  • Rate: An established licensor may have standard, non-negotiable royalty rates. But an adviser should try to negotiate reduced rates for a new methodology. A “most favored nation” clause can be helpful in requiring a licensor to offer the adviser a lower rate if later offered to another licensee.

Developing Proprietary Methodology

Many advisers undoubtedly will develop their own methodologies, primarily to avoid paying a licensing fee to a third party. It is quite possible that they will come up with superior methodologies, which they may potentially want to license.

Going this route likely will require scale, especially to entice APs and other market makers to familiarize themselves with still another Next Gen ETF methodology. Scale may also be necessary because of the expense of not only developing the methodology, but also protecting its intellectual property through patents and possibly defending against an infringement case brought by a Next Gen ETF First Mover. One might expect advisers of large mutual fund complexes who have been on the sidelines or barely on the ETF playing field to be the most likely to develop their own proprietary methodologies. Advisers should keep in mind that meaningful patent protection for many business methodologies has been especially difficult to obtain and enforce since a landmark 2014 decision by the U.S. Supreme Court. Alice Corp. v. CLS Bank International, 573 U.S. 208, 134 S. Ct. 2347. In some cases, copyright and trade secret protection for the underlying software will help protect exclusivity.

Therefore, advisers developing their own proprietary Next Gen ETF methodologies should:

  • study the Next Gen ETF First Movers’ patents and develop methodologies that steer clear of key attributes of existing methodologies;
  • consider the patentability of their methodologies and apply for patent protection before the methodologies are commercially used or offered for license or publicly disclosed;
  • consider copyright and trade secret protection and take the necessary steps to protect and enforce those rights; and
  • allow ample time for the SEC to review their exemptive applications setting forth their methodologies and for APs and market makers to understand them.

Other Noteworthy Aspects of the Models

Limitations on Next Gen ETF Portfolio Securities

The current iterations of the Next Gen ETF applications each represent that the Next Gen ETFs will generally be limited to investments in exchange-traded equity securities, depositary receipts and certain other types of exchange-traded instruments (e.g., other ETFs, exchange-traded notes and index futures). Therefore, the first iteration of these products would be limited to equity Next Gen ETFs. In the future, as market participants (particularly APs) gain more trading experience with the various models, the SEC may permit Next Gen ETFs to invest in a broader universe of investments.

Each application includes compliance with Regulation Fair Disclosure (Reg. FD) as a condition.
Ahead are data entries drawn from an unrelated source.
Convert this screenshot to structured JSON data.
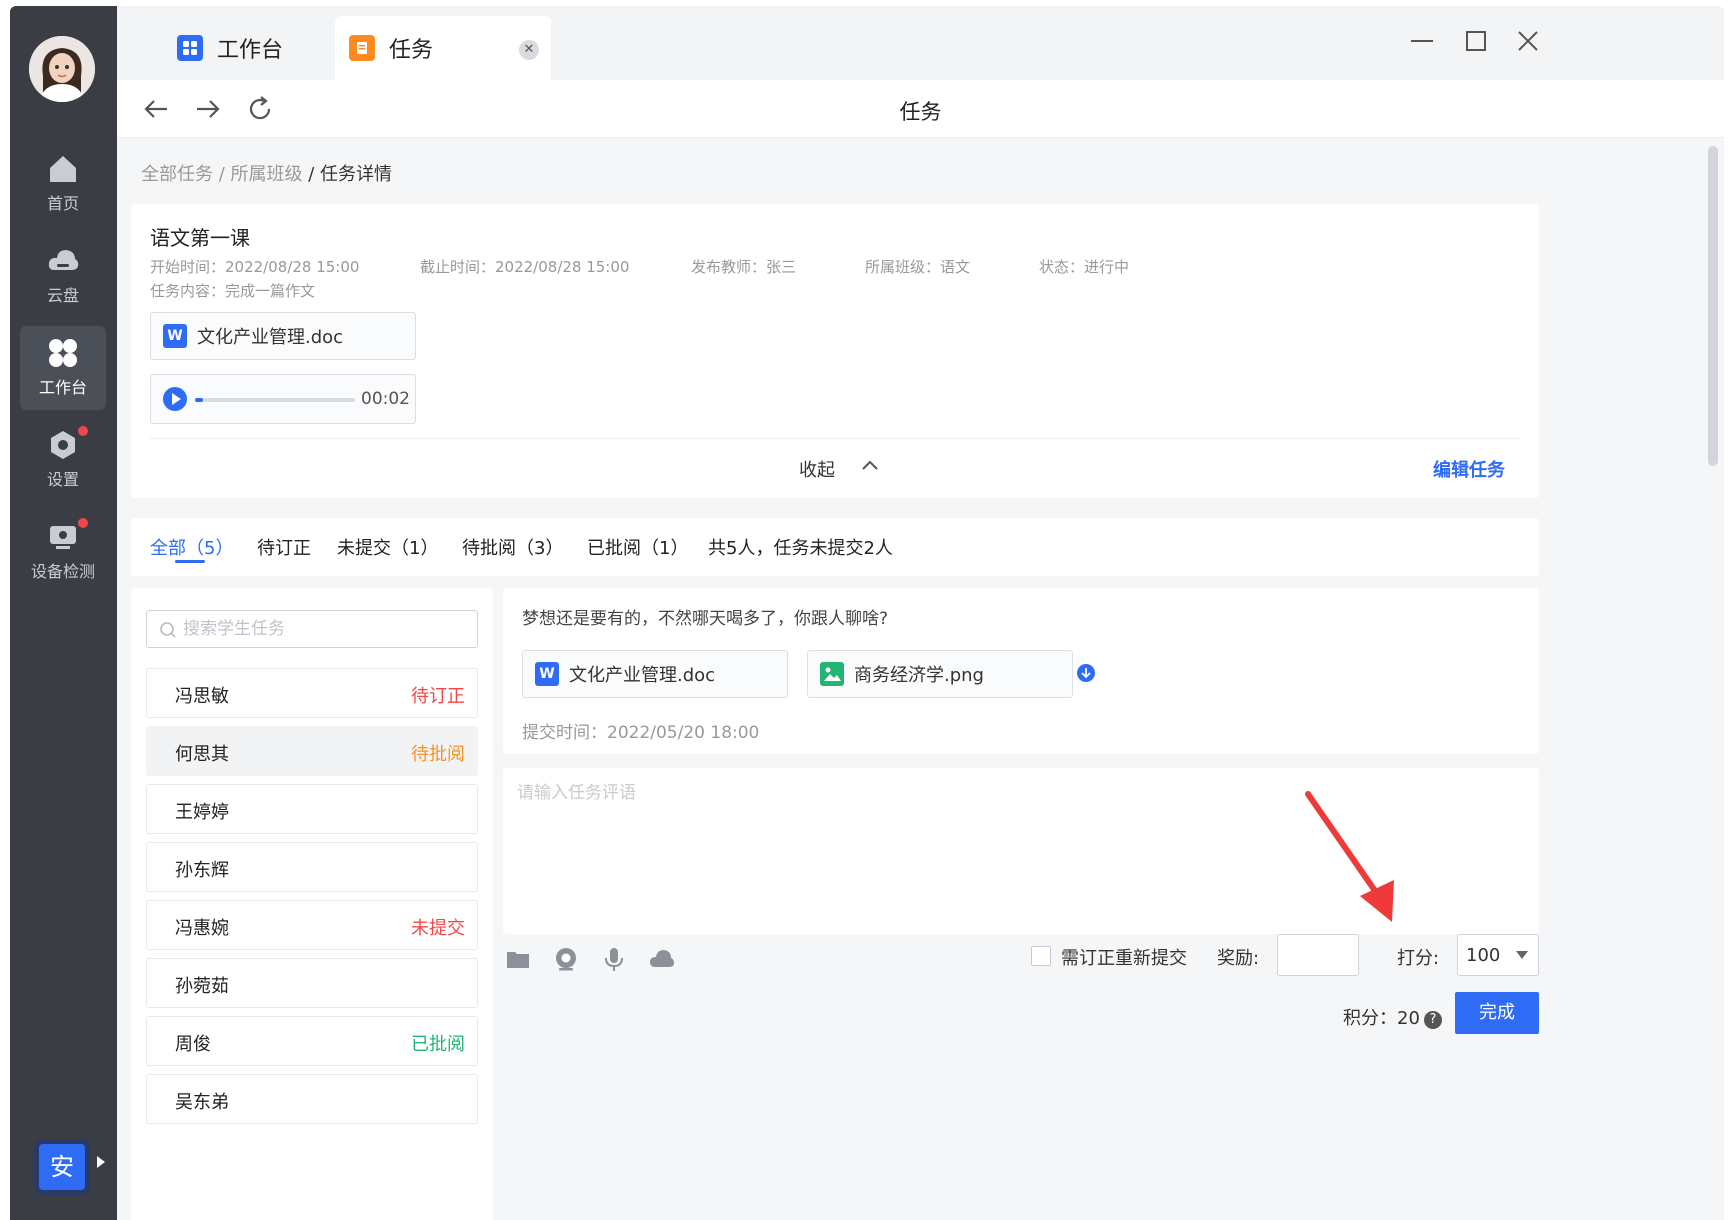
{
  "colors": {
    "accent": "#2f6cf6",
    "sidebar": "#3a3d44",
    "pending_fix": "#f04848",
    "pending_review": "#f5932b",
    "reviewed": "#22b573",
    "annotation_arrow": "#f03a3a"
  },
  "sidebar": {
    "avatar_icon": "user-avatar",
    "items": [
      {
        "label": "首页",
        "icon": "home-icon"
      },
      {
        "label": "云盘",
        "icon": "cloud-icon"
      },
      {
        "label": "工作台",
        "icon": "workbench-icon",
        "active": true
      },
      {
        "label": "设置",
        "icon": "settings-icon",
        "badge": true
      },
      {
        "label": "设备检测",
        "icon": "device-check-icon",
        "badge": true
      }
    ],
    "lang_badge": "安"
  },
  "tabs": [
    {
      "label": "工作台",
      "icon": "workbench-app-icon"
    },
    {
      "label": "任务",
      "icon": "task-app-icon",
      "active": true
    }
  ],
  "toolbar": {
    "title": "任务"
  },
  "breadcrumb": {
    "items": [
      "全部任务",
      "所属班级"
    ],
    "separator": " / ",
    "current": "任务详情"
  },
  "task": {
    "title": "语文第一课",
    "start": "开始时间：2022/08/28 15:00",
    "end": "截止时间：2022/08/28 15:00",
    "teacher": "发布教师：张三",
    "class": "所属班级：语文",
    "status": "状态：进行中",
    "content": "任务内容：完成一篇作文",
    "file": "文化产业管理.doc",
    "audio_time": "00:02",
    "audio_progress": 0.05,
    "collapse": "收起",
    "edit": "编辑任务"
  },
  "filters": {
    "tabs": [
      "全部（5）",
      "待订正",
      "未提交（1）",
      "待批阅（3）",
      "已批阅（1）"
    ],
    "summary": "共5人，任务未提交2人"
  },
  "search": {
    "placeholder": "搜索学生任务"
  },
  "students": [
    {
      "name": "冯思敏",
      "status": "待订正",
      "color": "#f04848"
    },
    {
      "name": "何思其",
      "status": "待批阅",
      "color": "#f5932b",
      "selected": true
    },
    {
      "name": "王婷婷",
      "status": ""
    },
    {
      "name": "孙东辉",
      "status": ""
    },
    {
      "name": "冯惠婉",
      "status": "未提交",
      "color": "#f04848"
    },
    {
      "name": "孙菀茹",
      "status": ""
    },
    {
      "name": "周俊",
      "status": "已批阅",
      "color": "#22b573"
    },
    {
      "name": "吴东弟",
      "status": ""
    }
  ],
  "submission": {
    "text": "梦想还是要有的，不然哪天喝多了，你跟人聊啥?",
    "files": [
      "文化产业管理.doc",
      "商务经济学.png"
    ],
    "time": "提交时间：2022/05/20 18:00"
  },
  "comment": {
    "placeholder": "请输入任务评语",
    "tool_icons": [
      "folder-icon",
      "camera-icon",
      "microphone-icon",
      "cloud-upload-icon"
    ],
    "resubmit_label": "需订正重新提交",
    "reward_label": "奖励:",
    "score_label": "打分:",
    "score_value": "100",
    "points": "积分：20",
    "done": "完成"
  }
}
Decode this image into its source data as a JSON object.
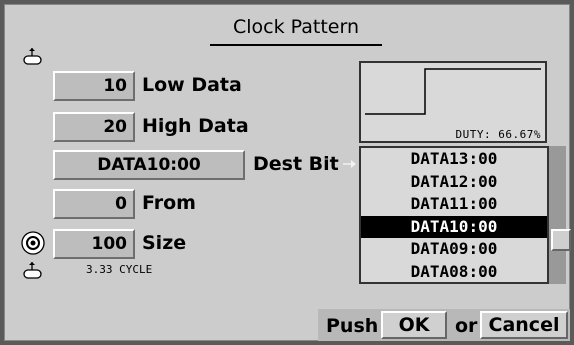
{
  "dialog": {
    "title": "Clock Pattern"
  },
  "fields": {
    "low_data": {
      "value": "10",
      "label": "Low Data"
    },
    "high_data": {
      "value": "20",
      "label": "High Data"
    },
    "dest_bit": {
      "value": "DATA10:00",
      "label": "Dest Bit"
    },
    "from": {
      "value": "0",
      "label": "From"
    },
    "size": {
      "value": "100",
      "label": "Size",
      "cycle_note": "3.33 CYCLE"
    }
  },
  "preview": {
    "duty_text": "DUTY: 66.67%"
  },
  "dest_list": {
    "items": [
      "DATA13:00",
      "DATA12:00",
      "DATA11:00",
      "DATA10:00",
      "DATA09:00",
      "DATA08:00"
    ],
    "selected": "DATA10:00"
  },
  "footer": {
    "push": "Push",
    "ok": "OK",
    "or": "or",
    "cancel": "Cancel"
  },
  "icons": {
    "knob_top": "knob-icon",
    "knob_bottom": "knob-icon",
    "radio": "radio-button-icon",
    "arrow": "arrow-right-icon"
  }
}
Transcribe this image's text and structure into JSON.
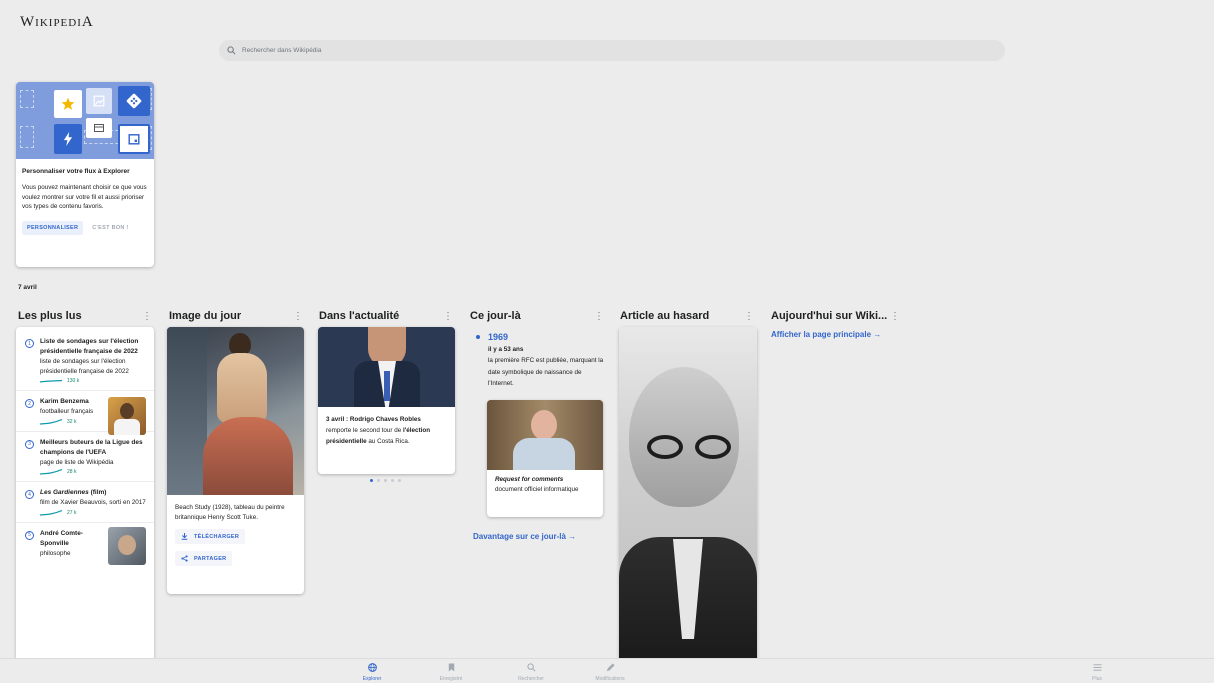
{
  "header": {
    "logo": "Wikipedia",
    "logo_first": "W",
    "logo_rest": "IKIPEDI",
    "logo_last": "A",
    "search_placeholder": "Rechercher dans Wikipédia"
  },
  "promo": {
    "title": "Personnaliser votre flux à Explorer",
    "body": "Vous pouvez maintenant choisir ce que vous voulez montrer sur votre fil et aussi prioriser vos types de contenu favoris.",
    "primary": "PERSONNALISER",
    "secondary": "C'EST BON !"
  },
  "date": "7 avril",
  "columns": {
    "most_read": "Les plus lus",
    "potd": "Image du jour",
    "news": "Dans l'actualité",
    "otd": "Ce jour-là",
    "random": "Article au hasard",
    "today": "Aujourd'hui sur Wiki..."
  },
  "most_read": [
    {
      "num": "1",
      "title": "Liste de sondages sur l'élection présidentielle française de 2022",
      "desc": "liste de sondages sur l'élection présidentielle française de 2022",
      "views": "130 k",
      "italic": false
    },
    {
      "num": "2",
      "title": "Karim Benzema",
      "desc": "footballeur français",
      "views": "32 k",
      "italic": false
    },
    {
      "num": "3",
      "title": "Meilleurs buteurs de la Ligue des champions de l'UEFA",
      "desc": "page de liste de Wikipédia",
      "views": "28 k",
      "italic": false
    },
    {
      "num": "4",
      "title_italic": "Les Gardiennes",
      "title_rest": " (film)",
      "desc": "film de Xavier Beauvois, sorti en 2017",
      "views": "27 k"
    },
    {
      "num": "5",
      "title": "André Comte-Sponville",
      "desc": "philosophe"
    }
  ],
  "potd": {
    "caption": "Beach Study (1928), tableau du peintre britannique Henry Scott Tuke.",
    "download": "TÉLÉCHARGER",
    "share": "PARTAGER"
  },
  "news": {
    "date_prefix": "3 avril : ",
    "headline_bold": "Rodrigo Chaves Robles",
    "text_1": " remporte le second tour de ",
    "bold_2": "l'élection présidentielle",
    "text_2": " au Costa Rica."
  },
  "otd": {
    "year": "1969",
    "ago": "il y a 53 ans",
    "desc": "la première RFC est publiée, marquant la date symbolique de naissance de l'Internet.",
    "card_title": "Request for comments",
    "card_desc": "document officiel informatique",
    "more": "Davantage sur ce jour-là →"
  },
  "today": {
    "link": "Afficher la page principale →"
  },
  "bottom_nav": {
    "explore": "Explorer",
    "saved": "Enregistré",
    "search": "Rechercher",
    "edits": "Modifications",
    "more": "Plus"
  },
  "colors": {
    "accent": "#3366cc",
    "views": "#14866d",
    "trend_line": "#0e9bad"
  }
}
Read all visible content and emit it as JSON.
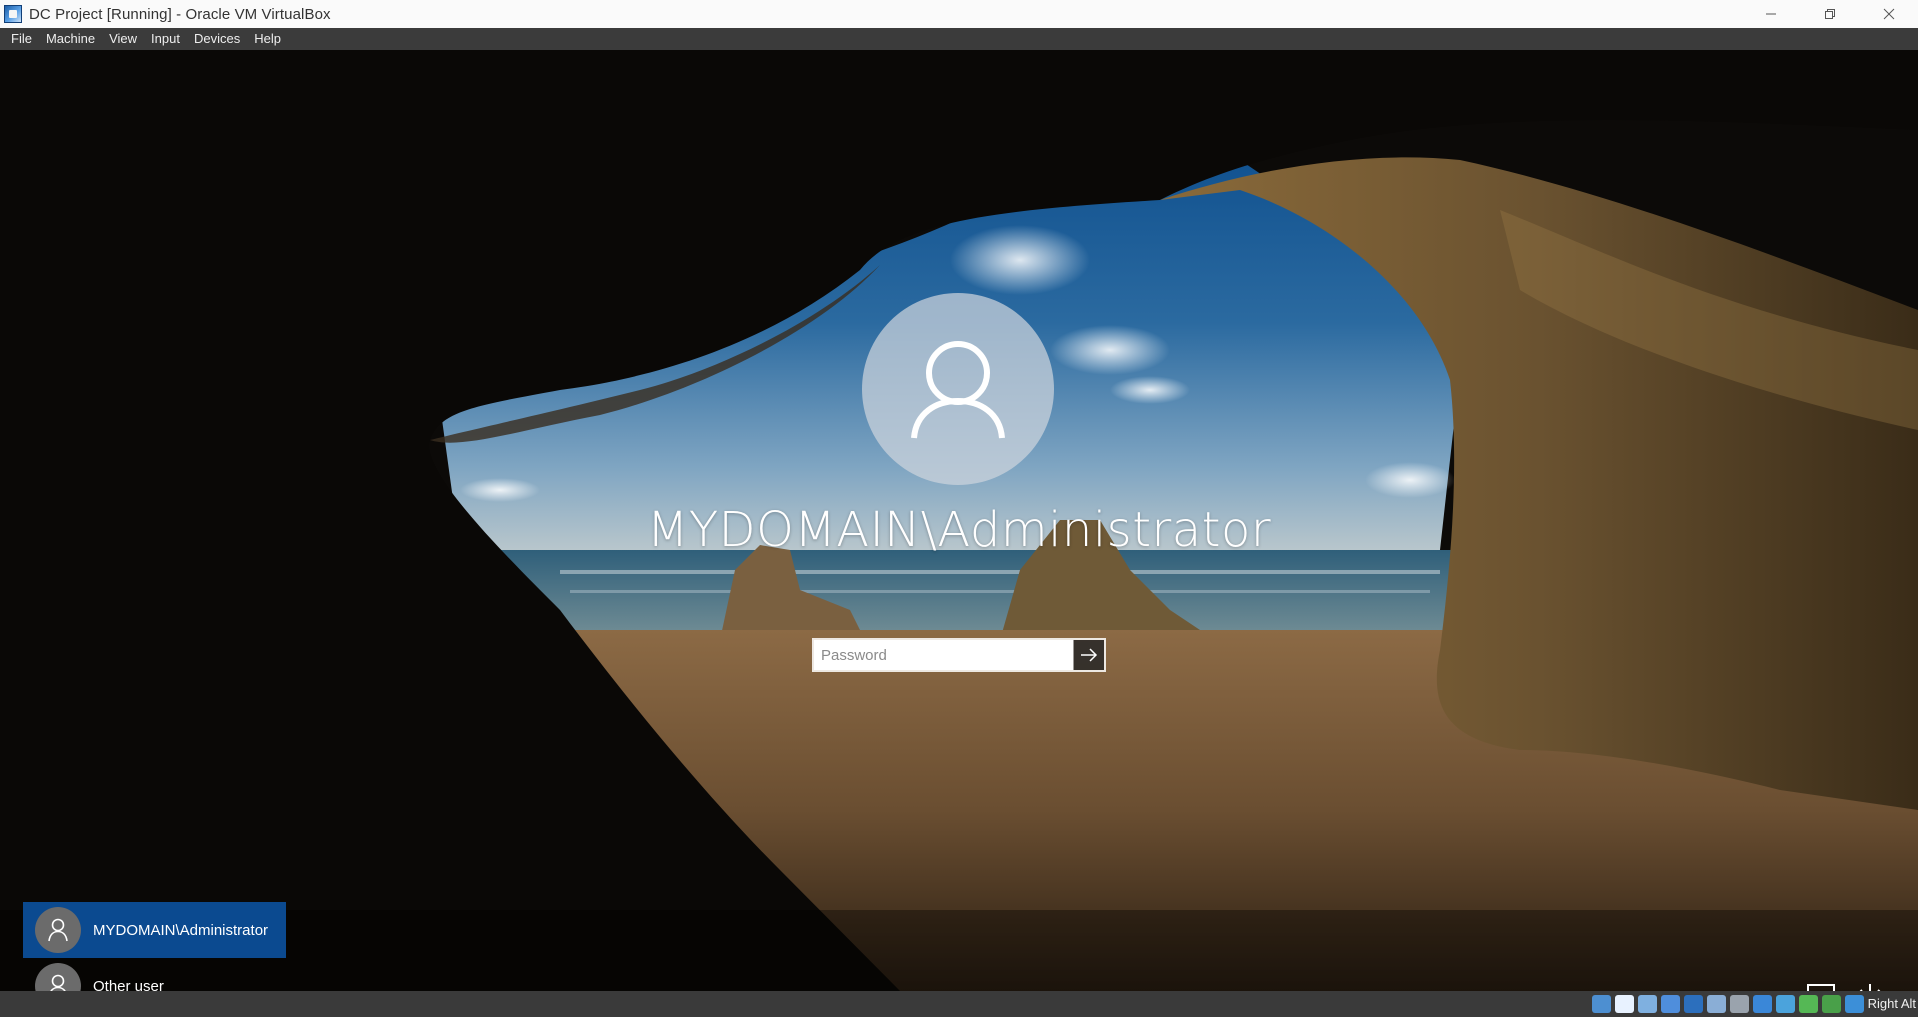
{
  "window": {
    "title": "DC Project [Running] - Oracle VM VirtualBox",
    "minimize_glyph": "—",
    "maximize_glyph": "❐",
    "close_glyph": "✕"
  },
  "menu": {
    "items": [
      {
        "label": "File"
      },
      {
        "label": "Machine"
      },
      {
        "label": "View"
      },
      {
        "label": "Input"
      },
      {
        "label": "Devices"
      },
      {
        "label": "Help"
      }
    ]
  },
  "login": {
    "username": "MYDOMAIN\\Administrator",
    "password_placeholder": "Password",
    "password_value": "",
    "submit_icon": "arrow-right-icon"
  },
  "user_list": [
    {
      "name": "MYDOMAIN\\Administrator",
      "selected": true,
      "icon": "user-icon"
    },
    {
      "name": "Other user",
      "selected": false,
      "icon": "user-icon"
    }
  ],
  "corner_icons": [
    "network-warning-icon",
    "power-icon"
  ],
  "statusbar": {
    "host_key": "Right Alt",
    "icons": [
      "hard-disk-icon",
      "optical-drive-icon",
      "audio-icon",
      "network-icon",
      "usb-icon",
      "shared-folders-icon",
      "display-icon",
      "recording-icon",
      "mouse-integration-icon",
      "keyboard-icon",
      "cpu-icon",
      "download-icon"
    ],
    "icon_colors": [
      "#4d8fd1",
      "#e8f2ff",
      "#7fb0e0",
      "#4f8edc",
      "#2c6fbd",
      "#8aaed6",
      "#9aa3ad",
      "#3a87d8",
      "#4ba3dc",
      "#55b855",
      "#49a049",
      "#3c8fd8"
    ]
  }
}
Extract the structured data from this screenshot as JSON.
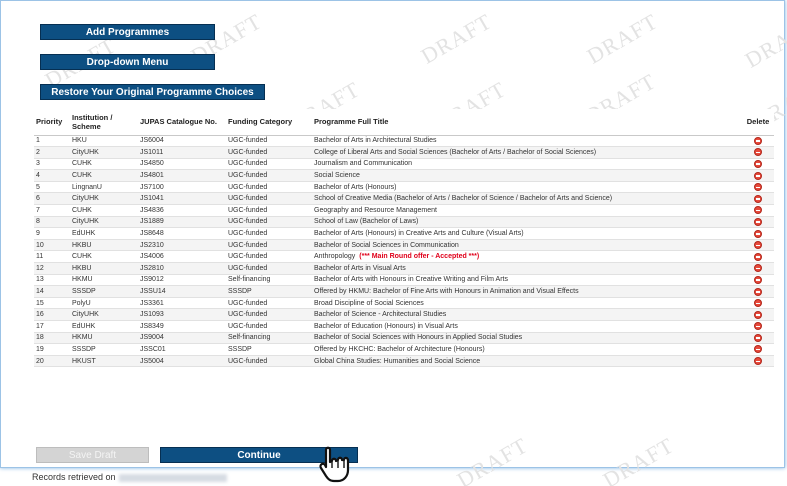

Currently, ETFs and mutual funds are required to comply with disclosure requirements regarding “selective disclosure of portfolio holdings,” which generally requires them to adopt policies and procedures regarding disclosure of nonpublic information about securities in the fund’s portfolio and disclosure in their registration statements of the parties that have access to such disclosure. Reg. FD generally requires contemporaneous disclosure of material nonpublic information to certain specified persons also be made to the public, unless the recipient is contractually required to keep the information confidential.

Because Next Gen ETFs have the potential to be game-changers in the ETF industry, now is the time for advisers of mutual funds and index ETFs to begin understanding these products and deciding whether Next Gen ETFs should be in their product line. Waiting too long may prove costly because assets can shift quickly, especially to superior products like ETFs. Of course, patience may also be necessary since the SEC to date has not completely signed off on Next Gen ETFs and governmental and regulatory delays may continue to be in vogue in Washington, D.C. in 2019.